Many construction project delays can be avoided — or at least minimized.

To be able to do this, you need to know how to spot the early warning signs of a project delay. The two most common of these signs include:

  • Unclear or changing project scope: This is a major warning sign of a project delay. It’s usually a result of poor planning on the contractor’s part or the client not knowing what they really want.
  • Communication problems: Lack of communication or poor communication between project managers, workers, and stakeholders is another major warning sign for a potential project delay. When it comes to construction projects, delays are bound to happen when communication breaks down.

Make sure to look out for these warning signs to avoid a project delay.

Improve communication

Poor communication can turn small problems into big delays. This makes it crucial that you work on improving communication between all parties involved in the project.

Workers, project managers, and stakeholders need to be easily reachable at all times.

You should also try to encourage daily reports and preliminary notices to keep everyone informed on the status of the project. This also helps you spot potential delays before they happen.

Stay hands-on until you catch up with the set schedule

If a delay does occur, you’ll want to stay hands-on until you catch up with the set schedule.

Start by determining the cause of the delay and then plan how to deal with it.

Try to include your team and the client when creating a plan for dealing with the delay.

Finally set aside any tasks that aren’t important and prioritize those that can cause a further delay if pushed back.

Have a backup plan

Having a backup plan is a great way to make sure you’re prepared in case a delay happens.

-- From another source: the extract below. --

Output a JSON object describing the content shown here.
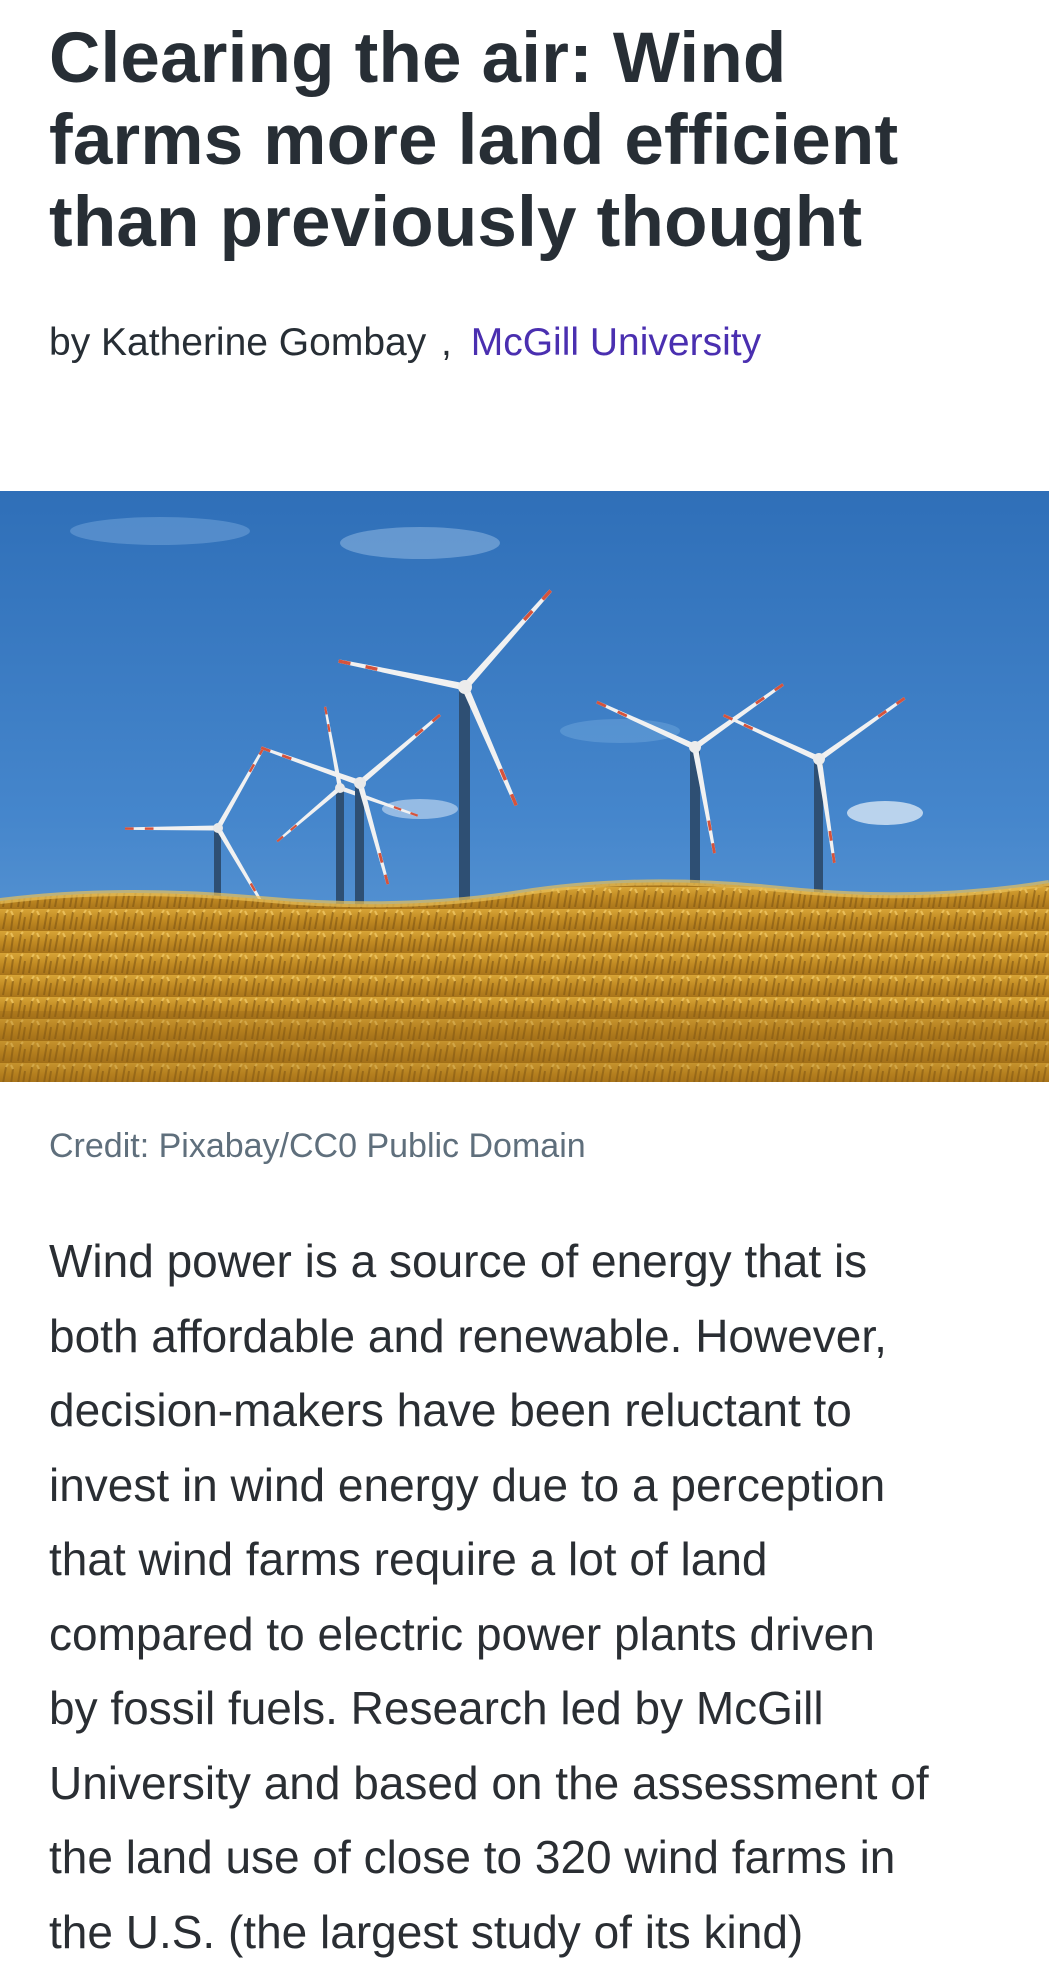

While you obviously can’t have a backup plan for every possible delay, you should have one for predictable and easily solvable delays.

An example of such a delay would be a supplier not being able to deliver materials. This is easy to fix — all you need is to have a backup supplier ready to go.

Minimize your construction project delays

Construction project delays are frustrating and expensive. They can also harm your company’s reputation.

A lot of delays happen due to factors outside of your control. However, some delays occur because you didn’t plan well enough.

Avoid these types of delays at all costs. In order to do this, you’ll need to:

  • Plan and forecast projects better
  • Spot potential delays early
  • Improve communication between everyone involved in the project
  • Have a backup plan prepared

In case a delay does occur, you’ll want to stay hands-on and manage the project personally until you catch up with the set schedule.

Category: Field Workforce Management